More of a $765 million counter-terror program will go to cities at greater risk, the Homeland Security Department said Tuesday, cheering those who say too much has been sent to communities unlikely to face major threats.
The announcement created potential winners and losers among dozens of metropolitan areas competing for funds from the urban area security initiative, which is being cut from the $855 million Congress provided last year.
"I think that's exactly what we have been screaming for all along," said New York City Mayor Michael Bloomberg. New York received $207 million from the program last year, by far the most any community received.
Homeland Security officials said they will not announce how much each qualifying metropolitan area will receive until June, after a competition that will include agency scrutiny of their plans for using the money. That means there could be months of lobbying by city officials and their representatives in Congress before any final decisions are made.
The funds can also be used to prepare communities to respond to a natural disaster or a health crisis, such as a flu pandemic.
The agency said 35 metropolitan areas will have to apply for funding and show that they have a good use for the money. Those cities include Chicago, Los Angeles, San Francisco, New Orleans, Denver and Miami.

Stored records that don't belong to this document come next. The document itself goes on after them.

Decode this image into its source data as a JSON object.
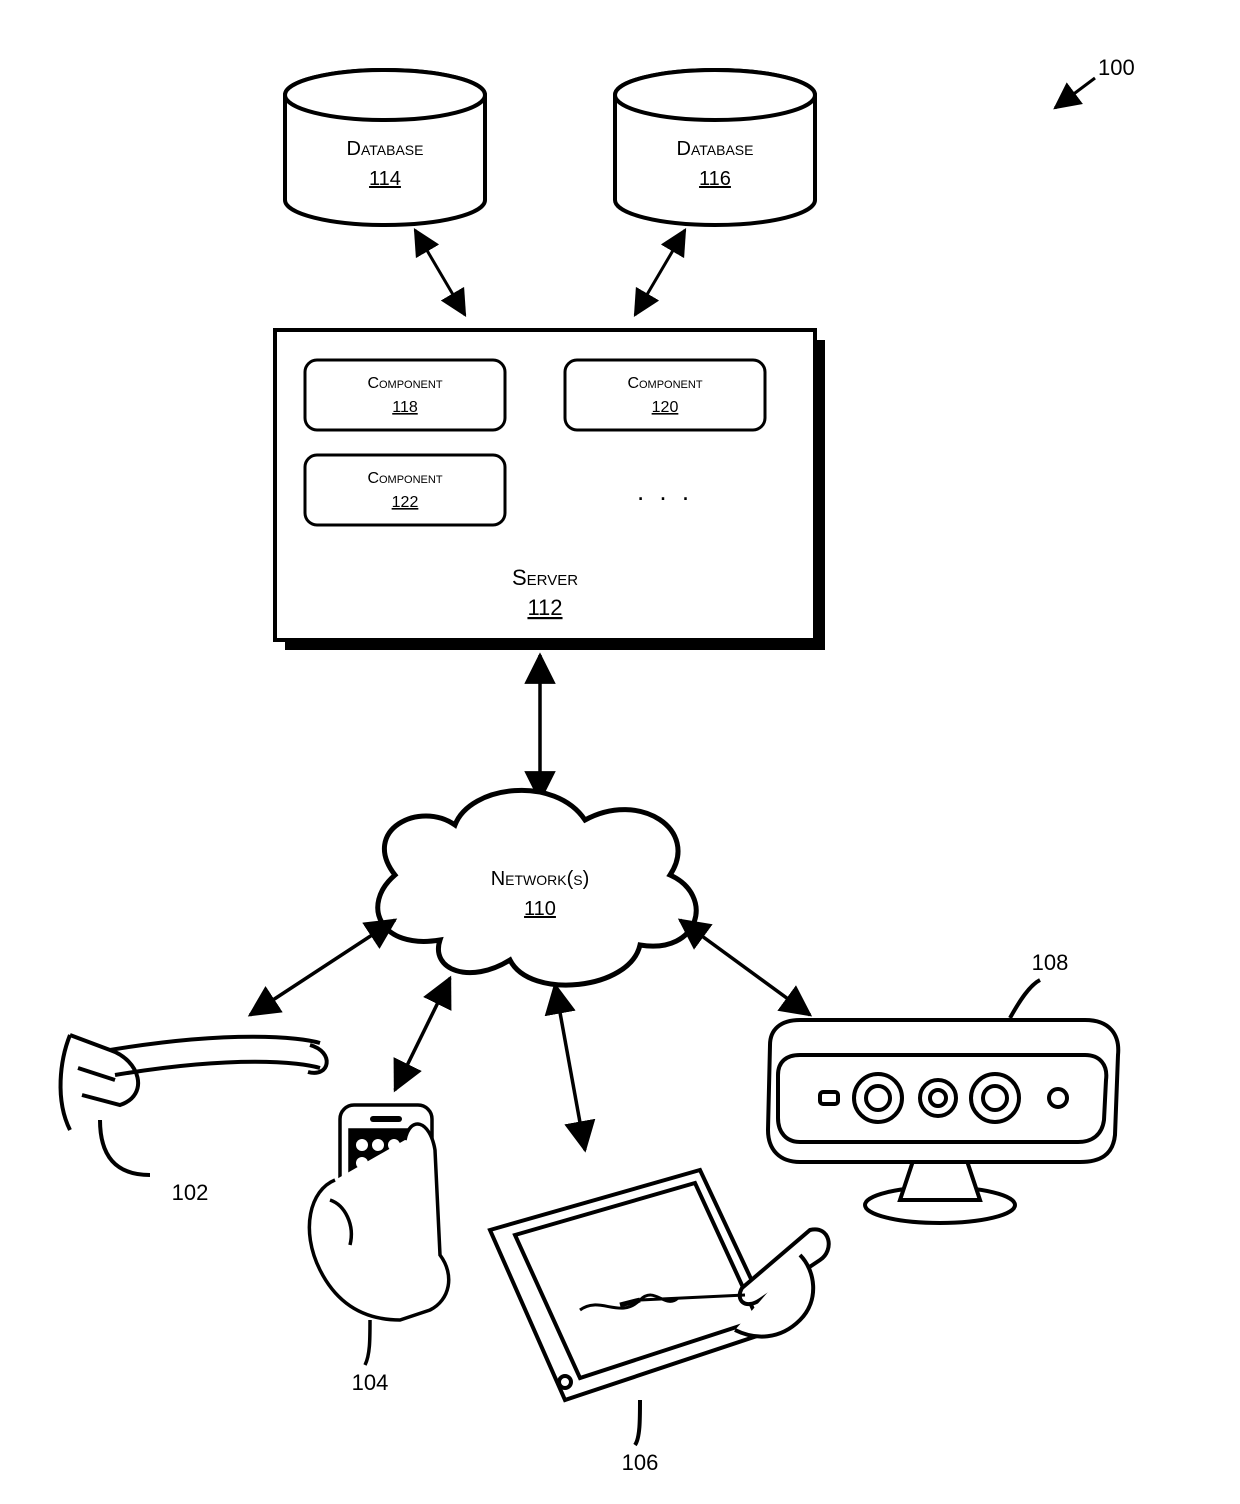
{
  "system_ref": "100",
  "databases": [
    {
      "label": "Database",
      "ref": "114"
    },
    {
      "label": "Database",
      "ref": "116"
    }
  ],
  "server": {
    "label": "Server",
    "ref": "112",
    "ellipsis": ". . .",
    "components": [
      {
        "label": "Component",
        "ref": "118"
      },
      {
        "label": "Component",
        "ref": "120"
      },
      {
        "label": "Component",
        "ref": "122"
      }
    ]
  },
  "network": {
    "label": "Network(s)",
    "ref": "110"
  },
  "clients": {
    "glasses_ref": "102",
    "phone_ref": "104",
    "tablet_ref": "106",
    "sensor_ref": "108"
  }
}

Only one city, Memphis, Tenn., was added to the list of eligible cities this year. The eligible communities are in 29 states, plus the District of Columbia.
The decision to restructure payments was bad news for 11 cities that had previously been awarded such money. They will be given "sustainment" funding to finish work already started, but they are in danger of being dropped from the program entirely in years to come.
Las Vegas, Buffalo, N.Y., Tampa, Fla., and Louisville, Ky., were among the 11 facing future elimination. Officials in many of those cities voiced hope that even with the new hurdles, they could persuade the agency to keep the money flowing.
"Now it's competitive," said Nevada state Homeland Security Director Giles Vanderhoof, whose state's casinos attract large numbers of tourists. "If they really run this as a competition, I think we'll come out OK."
Officials in Louisville said they would try to prove that they should remain in the program to keep improving their emergency communications system. The city received a $5 million grant last year.
Homeland Security Secretary Michael Chertoff said the changes show the agency is responding to past complaints about possible waste and misallocation of funds.
"We are taking a giant step forward in implementing this risk-based strategy," Chertoff told reporters.
He added later that the grants were "not party favors to be distributed as widely as possible."
Some cities are lumped together. Los Angeles and Long Beach, Calif., will be considered a single metropolitan area by the agency, as will Dallas, Fort Worth and Arlington, Texas. Cities in such areas will have to work together to apply for funding, which could lead to disagreements about how to spend the funds.
Other grants distributed by the Homeland Security Department have pitted highly populated areas against rural regions, and been criticized for provided more money per capita to some sparsely populated states.
Rep. Peter King, chairman of the House Homeland Security Committee, said the Bush administration is moving toward risk-based funding because Congress has still not moved to do so.
"Homeland Security funding should be threat-based and risk-based, and it still has not been decided in the Congress, so this is a way of doing the right thing and sending a clear signal to Congress that this is the way it should be done," said King, R-N.Y.
In a similar move, Homeland Security officials said the agency will distribute the majority of a separate, $550 million grant program for state and local authorities based on risk.